What can be great and also saddening about being a fan of any sports team, is sharing the organization's experiences yearly. Obviously, you don't talk to the GM's, owners, or players on a regular basis. You don't even receive an open forum to discuss your opinions or thoughts directly with them.
But throughout the entire season and playoffs—if your team is fortunate enough to make it there—you develop an attachment; as if you were just another player on the roster trading ideas with the team.
When things go well, you shout stuff like: "This is why I love this team. No one is better than us."

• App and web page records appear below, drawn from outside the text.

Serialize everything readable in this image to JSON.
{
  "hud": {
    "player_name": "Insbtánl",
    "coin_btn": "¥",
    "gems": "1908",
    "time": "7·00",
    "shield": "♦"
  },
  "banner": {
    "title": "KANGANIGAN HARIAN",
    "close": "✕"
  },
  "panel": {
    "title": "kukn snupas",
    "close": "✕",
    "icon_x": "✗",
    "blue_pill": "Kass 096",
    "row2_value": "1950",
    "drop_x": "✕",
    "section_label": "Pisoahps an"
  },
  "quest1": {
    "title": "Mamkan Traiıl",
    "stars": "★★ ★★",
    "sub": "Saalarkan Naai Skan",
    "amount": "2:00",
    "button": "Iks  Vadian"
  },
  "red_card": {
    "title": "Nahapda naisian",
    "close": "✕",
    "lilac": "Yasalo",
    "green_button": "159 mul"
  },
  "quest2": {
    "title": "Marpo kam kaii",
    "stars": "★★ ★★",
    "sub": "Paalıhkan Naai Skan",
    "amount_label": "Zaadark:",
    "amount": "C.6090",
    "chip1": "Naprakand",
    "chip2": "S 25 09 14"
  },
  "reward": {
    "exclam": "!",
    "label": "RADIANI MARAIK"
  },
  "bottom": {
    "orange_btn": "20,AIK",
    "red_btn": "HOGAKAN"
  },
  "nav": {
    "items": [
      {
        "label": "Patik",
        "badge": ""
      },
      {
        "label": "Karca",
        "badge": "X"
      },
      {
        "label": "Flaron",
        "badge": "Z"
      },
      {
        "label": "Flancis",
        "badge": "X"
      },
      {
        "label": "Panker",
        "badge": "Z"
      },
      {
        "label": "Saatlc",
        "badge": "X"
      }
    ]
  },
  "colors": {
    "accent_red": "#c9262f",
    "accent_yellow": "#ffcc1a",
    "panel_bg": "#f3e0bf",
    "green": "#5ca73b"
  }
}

And when things go wrong, you scream and yell stuff like: "Wow, how can they be so stupid? If I was the coach that would have never happened!"

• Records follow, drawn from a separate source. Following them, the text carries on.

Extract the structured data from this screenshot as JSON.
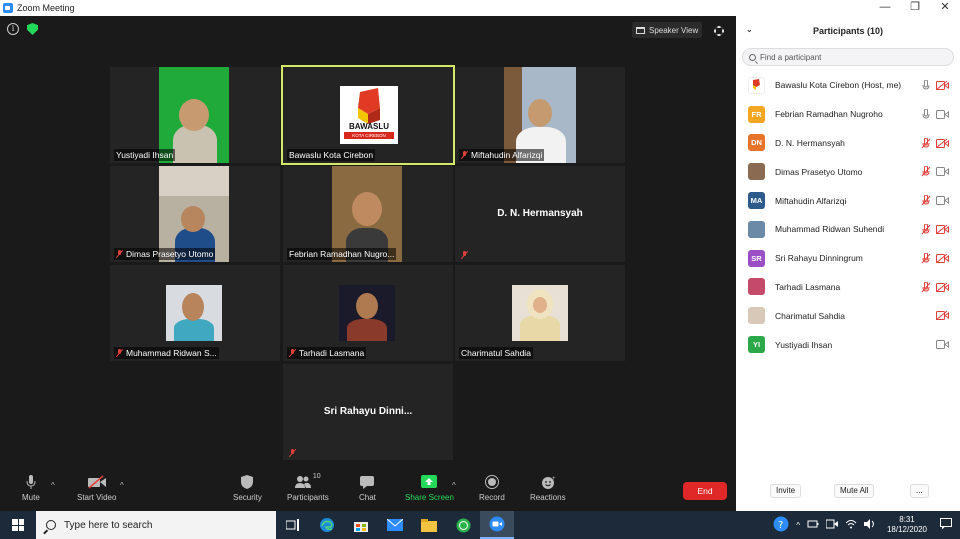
{
  "window": {
    "title": "Zoom Meeting",
    "controls": [
      "minimize",
      "maximize",
      "close"
    ]
  },
  "video_area": {
    "view_button": "Speaker View",
    "tiles": [
      {
        "name": "Yustiyadi Ihsan",
        "muted": false,
        "has_video": true
      },
      {
        "name": "Bawaslu Kota Cirebon",
        "muted": false,
        "has_video": true,
        "active_speaker": true,
        "logo_text": "BAWASLU",
        "logo_sub": "KOTA CIREBON"
      },
      {
        "name": "Miftahudin Alfarizqi",
        "muted": true,
        "has_video": true
      },
      {
        "name": "Dimas Prasetyo Utomo",
        "muted": true,
        "has_video": true
      },
      {
        "name": "Febrian Ramadhan Nugro...",
        "muted": false,
        "has_video": true
      },
      {
        "name": "D. N. Hermansyah",
        "muted": true,
        "has_video": false
      },
      {
        "name": "Muhammad Ridwan S...",
        "muted": true,
        "has_video": true
      },
      {
        "name": "Tarhadi Lasmana",
        "muted": true,
        "has_video": true
      },
      {
        "name": "Charimatul Sahdia",
        "muted": false,
        "has_video": true
      },
      {
        "name": "Sri Rahayu Dinni...",
        "muted": true,
        "has_video": false
      }
    ]
  },
  "toolbar": {
    "mute": "Mute",
    "start_video": "Start Video",
    "security": "Security",
    "participants": "Participants",
    "participants_count": "10",
    "chat": "Chat",
    "share_screen": "Share Screen",
    "record": "Record",
    "reactions": "Reactions",
    "end": "End"
  },
  "participants_panel": {
    "title": "Participants (10)",
    "search_placeholder": "Find a participant",
    "participants": [
      {
        "name": "Bawaslu Kota Cirebon (Host, me)",
        "initials": "",
        "color": "#ffffff",
        "mic": "on",
        "camera": "off"
      },
      {
        "name": "Febrian Ramadhan Nugroho",
        "initials": "FR",
        "color": "#f5a623",
        "mic": "on",
        "camera": "on"
      },
      {
        "name": "D. N. Hermansyah",
        "initials": "DN",
        "color": "#e8742b",
        "mic": "off",
        "camera": "off"
      },
      {
        "name": "Dimas Prasetyo Utomo",
        "initials": "",
        "color": "#8a6a50",
        "mic": "off",
        "camera": "on"
      },
      {
        "name": "Miftahudin Alfarizqi",
        "initials": "MA",
        "color": "#2d5a8a",
        "mic": "off",
        "camera": "on"
      },
      {
        "name": "Muhammad Ridwan Suhendi",
        "initials": "",
        "color": "#6a8aa8",
        "mic": "off",
        "camera": "off"
      },
      {
        "name": "Sri Rahayu Dinningrum",
        "initials": "SR",
        "color": "#9b4fc4",
        "mic": "off",
        "camera": "off"
      },
      {
        "name": "Tarhadi Lasmana",
        "initials": "",
        "color": "#c44a6a",
        "mic": "off",
        "camera": "off"
      },
      {
        "name": "Charimatul Sahdia",
        "initials": "",
        "color": "#d8c8b8",
        "mic": "none",
        "camera": "off"
      },
      {
        "name": "Yustiyadi Ihsan",
        "initials": "YI",
        "color": "#2aa84a",
        "mic": "none",
        "camera": "on"
      }
    ],
    "invite": "Invite",
    "mute_all": "Mute All",
    "more": "..."
  },
  "taskbar": {
    "search_placeholder": "Type here to search",
    "time": "8:31",
    "date": "18/12/2020"
  }
}
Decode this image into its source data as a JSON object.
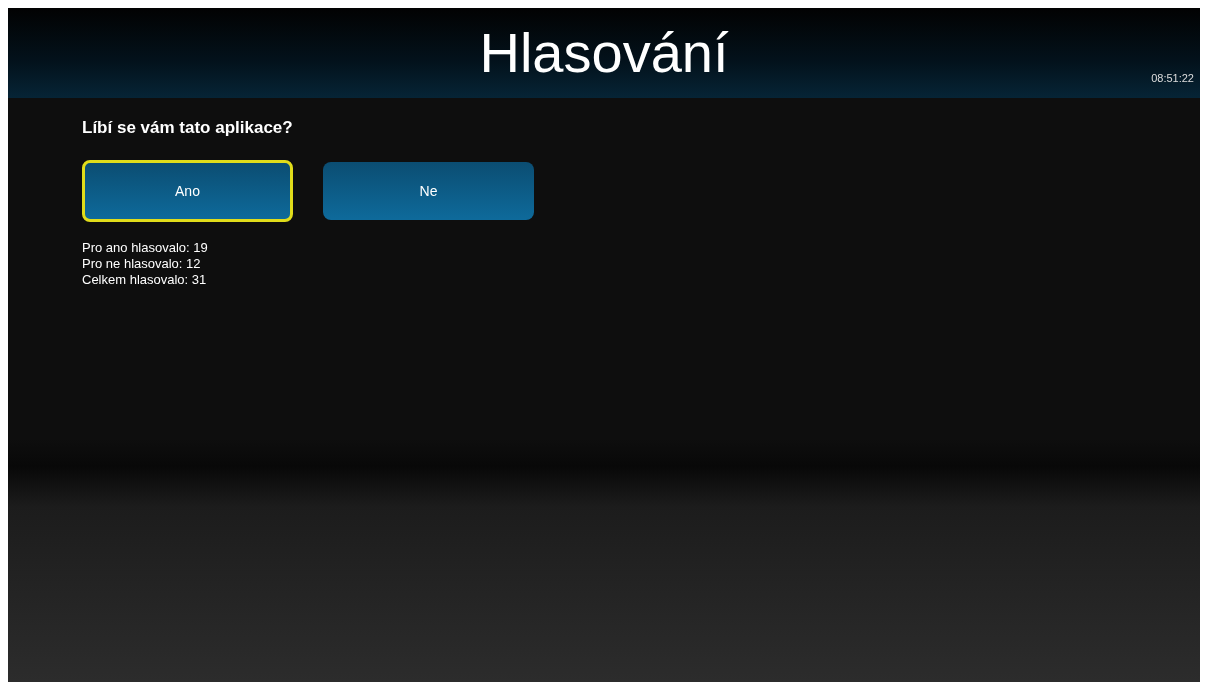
{
  "header": {
    "title": "Hlasování",
    "clock": "08:51:22"
  },
  "question": "Líbí se vám tato aplikace?",
  "buttons": [
    {
      "label": "Ano",
      "focused": true
    },
    {
      "label": "Ne",
      "focused": false
    }
  ],
  "results": [
    "Pro ano hlasovalo: 19",
    "Pro ne hlasovalo: 12",
    "Celkem hlasovalo: 31"
  ]
}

But nevertheless, you support your team through thick and thin.
Each and every team is surely different and unique in their own way. If you had to summarize the 2008-09 Orlando Magic's story in one word, it would be "underdogs."
After surpassing the Sixers, the Magic went into Boston, without star Kevin Garnett as the underdogs.
Once they miraculously got past the Celtics in seven games, they were once again the underdogs against the Cleveland Cavaliers.
The Cavs not only had the full support from their fans (since they owned the best NBA season record), but literally each and every NBA analyst on ESPN. (Click here and go to the middle right if you do not believe me, 10 experts chose Cleveland to win).
Defying all odds, Orlando clinched a trip to the NBA Finals for the second time in their 20 year existence. They obviously had the patronage of their fans behind them, but once again, absolutely no love from the media.
After losing in five games, the Magic went into the off-season with its heads up and its confidence at an all-time high.
With the additions of Vince Carter, Ryan Anderson, Brandon Bass, and Matt Barnes, Orlando certainly expanded their bench, emerging as the deepest roster in the league.
Now with Rashard Lewis suspended for the first 10 games of the season, the Magic have once again found themselves in an "underdog-type" situation.